• [DIRECTIONS FOR THIS TASK]
Print the records below exactly as they appear.

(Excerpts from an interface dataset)
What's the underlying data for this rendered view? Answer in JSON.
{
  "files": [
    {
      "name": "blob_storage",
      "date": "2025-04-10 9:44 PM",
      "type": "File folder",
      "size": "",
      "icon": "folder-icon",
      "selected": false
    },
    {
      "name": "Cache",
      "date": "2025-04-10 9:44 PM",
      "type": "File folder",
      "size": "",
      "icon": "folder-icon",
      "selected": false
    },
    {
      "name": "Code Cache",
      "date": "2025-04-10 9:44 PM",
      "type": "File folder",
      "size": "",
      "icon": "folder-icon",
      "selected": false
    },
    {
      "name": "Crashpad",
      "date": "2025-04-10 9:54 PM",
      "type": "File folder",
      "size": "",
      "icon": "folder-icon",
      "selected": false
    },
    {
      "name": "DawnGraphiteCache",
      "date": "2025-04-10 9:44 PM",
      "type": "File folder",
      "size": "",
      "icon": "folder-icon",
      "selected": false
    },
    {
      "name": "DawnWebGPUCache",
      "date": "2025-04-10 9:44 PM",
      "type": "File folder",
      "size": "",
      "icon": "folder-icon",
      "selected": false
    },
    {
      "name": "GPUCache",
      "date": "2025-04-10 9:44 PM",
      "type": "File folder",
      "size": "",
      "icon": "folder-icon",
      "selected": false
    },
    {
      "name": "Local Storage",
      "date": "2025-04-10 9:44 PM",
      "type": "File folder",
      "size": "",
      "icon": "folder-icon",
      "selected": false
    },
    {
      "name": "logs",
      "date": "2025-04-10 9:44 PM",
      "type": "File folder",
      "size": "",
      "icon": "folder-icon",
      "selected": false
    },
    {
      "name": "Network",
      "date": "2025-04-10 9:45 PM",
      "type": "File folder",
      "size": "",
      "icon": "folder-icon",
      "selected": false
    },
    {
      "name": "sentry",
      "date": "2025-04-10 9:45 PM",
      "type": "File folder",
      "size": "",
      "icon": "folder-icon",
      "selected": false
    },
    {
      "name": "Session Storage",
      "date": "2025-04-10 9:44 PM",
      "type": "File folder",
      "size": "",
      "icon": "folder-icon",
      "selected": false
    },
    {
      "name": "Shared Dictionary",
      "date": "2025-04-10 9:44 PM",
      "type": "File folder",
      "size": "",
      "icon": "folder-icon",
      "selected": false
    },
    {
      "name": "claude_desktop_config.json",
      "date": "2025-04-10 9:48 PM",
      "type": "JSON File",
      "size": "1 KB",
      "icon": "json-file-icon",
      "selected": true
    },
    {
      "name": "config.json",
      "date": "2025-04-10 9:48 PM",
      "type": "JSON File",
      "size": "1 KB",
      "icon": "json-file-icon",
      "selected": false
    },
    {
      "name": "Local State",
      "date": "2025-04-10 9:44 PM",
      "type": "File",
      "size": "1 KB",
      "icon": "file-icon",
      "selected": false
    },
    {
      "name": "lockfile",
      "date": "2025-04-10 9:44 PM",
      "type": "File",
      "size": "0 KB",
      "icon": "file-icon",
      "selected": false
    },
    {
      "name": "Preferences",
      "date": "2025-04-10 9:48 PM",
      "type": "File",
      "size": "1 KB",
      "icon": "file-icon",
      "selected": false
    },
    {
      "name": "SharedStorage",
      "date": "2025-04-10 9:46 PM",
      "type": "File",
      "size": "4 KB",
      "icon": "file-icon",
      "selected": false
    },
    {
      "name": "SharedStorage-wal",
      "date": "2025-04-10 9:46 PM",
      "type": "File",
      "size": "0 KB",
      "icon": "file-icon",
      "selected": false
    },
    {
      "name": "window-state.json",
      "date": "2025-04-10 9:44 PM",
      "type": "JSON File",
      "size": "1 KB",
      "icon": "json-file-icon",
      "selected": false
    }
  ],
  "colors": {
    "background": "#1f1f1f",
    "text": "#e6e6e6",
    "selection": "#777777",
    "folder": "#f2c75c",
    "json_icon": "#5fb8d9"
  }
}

• [RESULT FOR THIS EXERCISE]
What's the underlying data for this rendered view? Answer in JSON.
{
  "files": [
    {
      "name": "blob_storage",
      "date": "2025-04-10 9:44 PM",
      "type": "File folder",
      "size": "",
      "icon": "folder-icon",
      "selected": false
    },
    {
      "name": "Cache",
      "date": "2025-04-10 9:44 PM",
      "type": "File folder",
      "size": "",
      "icon": "folder-icon",
      "selected": false
    },
    {
      "name": "Code Cache",
      "date": "2025-04-10 9:44 PM",
      "type": "File folder",
      "size": "",
      "icon": "folder-icon",
      "selected": false
    },
    {
      "name": "Crashpad",
      "date": "2025-04-10 9:54 PM",
      "type": "File folder",
      "size": "",
      "icon": "folder-icon",
      "selected": false
    },
    {
      "name": "DawnGraphiteCache",
      "date": "2025-04-10 9:44 PM",
      "type": "File folder",
      "size": "",
      "icon": "folder-icon",
      "selected": false
    },
    {
      "name": "DawnWebGPUCache",
      "date": "2025-04-10 9:44 PM",
      "type": "File folder",
      "size": "",
      "icon": "folder-icon",
      "selected": false
    },
    {
      "name": "GPUCache",
      "date": "2025-04-10 9:44 PM",
      "type": "File folder",
      "size": "",
      "icon": "folder-icon",
      "selected": false
    },
    {
      "name": "Local Storage",
      "date": "2025-04-10 9:44 PM",
      "type": "File folder",
      "size": "",
      "icon": "folder-icon",
      "selected": false
    },
    {
      "name": "logs",
      "date": "2025-04-10 9:44 PM",
      "type": "File folder",
      "size": "",
      "icon": "folder-icon",
      "selected": false
    },
    {
      "name": "Network",
      "date": "2025-04-10 9:45 PM",
      "type": "File folder",
      "size": "",
      "icon": "folder-icon",
      "selected": false
    },
    {
      "name": "sentry",
      "date": "2025-04-10 9:45 PM",
      "type": "File folder",
      "size": "",
      "icon": "folder-icon",
      "selected": false
    },
    {
      "name": "Session Storage",
      "date": "2025-04-10 9:44 PM",
      "type": "File folder",
      "size": "",
      "icon": "folder-icon",
      "selected": false
    },
    {
      "name": "Shared Dictionary",
      "date": "2025-04-10 9:44 PM",
      "type": "File folder",
      "size": "",
      "icon": "folder-icon",
      "selected": false
    },
    {
      "name": "claude_desktop_config.json",
      "date": "2025-04-10 9:48 PM",
      "type": "JSON File",
      "size": "1 KB",
      "icon": "json-file-icon",
      "selected": true
    },
    {
      "name": "config.json",
      "date": "2025-04-10 9:48 PM",
      "type": "JSON File",
      "size": "1 KB",
      "icon": "json-file-icon",
      "selected": false
    },
    {
      "name": "Local State",
      "date": "2025-04-10 9:44 PM",
      "type": "File",
      "size": "1 KB",
      "icon": "file-icon",
      "selected": false
    },
    {
      "name": "lockfile",
      "date": "2025-04-10 9:44 PM",
      "type": "File",
      "size": "0 KB",
      "icon": "file-icon",
      "selected": false
    },
    {
      "name": "Preferences",
      "date": "2025-04-10 9:48 PM",
      "type": "File",
      "size": "1 KB",
      "icon": "file-icon",
      "selected": false
    },
    {
      "name": "SharedStorage",
      "date": "2025-04-10 9:46 PM",
      "type": "File",
      "size": "4 KB",
      "icon": "file-icon",
      "selected": false
    },
    {
      "name": "SharedStorage-wal",
      "date": "2025-04-10 9:46 PM",
      "type": "File",
      "size": "0 KB",
      "icon": "file-icon",
      "selected": false
    },
    {
      "name": "window-state.json",
      "date": "2025-04-10 9:44 PM",
      "type": "JSON File",
      "size": "1 KB",
      "icon": "json-file-icon",
      "selected": false
    }
  ],
  "colors": {
    "background": "#1f1f1f",
    "text": "#e6e6e6",
    "selection": "#777777",
    "folder": "#f2c75c",
    "json_icon": "#5fb8d9"
  }
}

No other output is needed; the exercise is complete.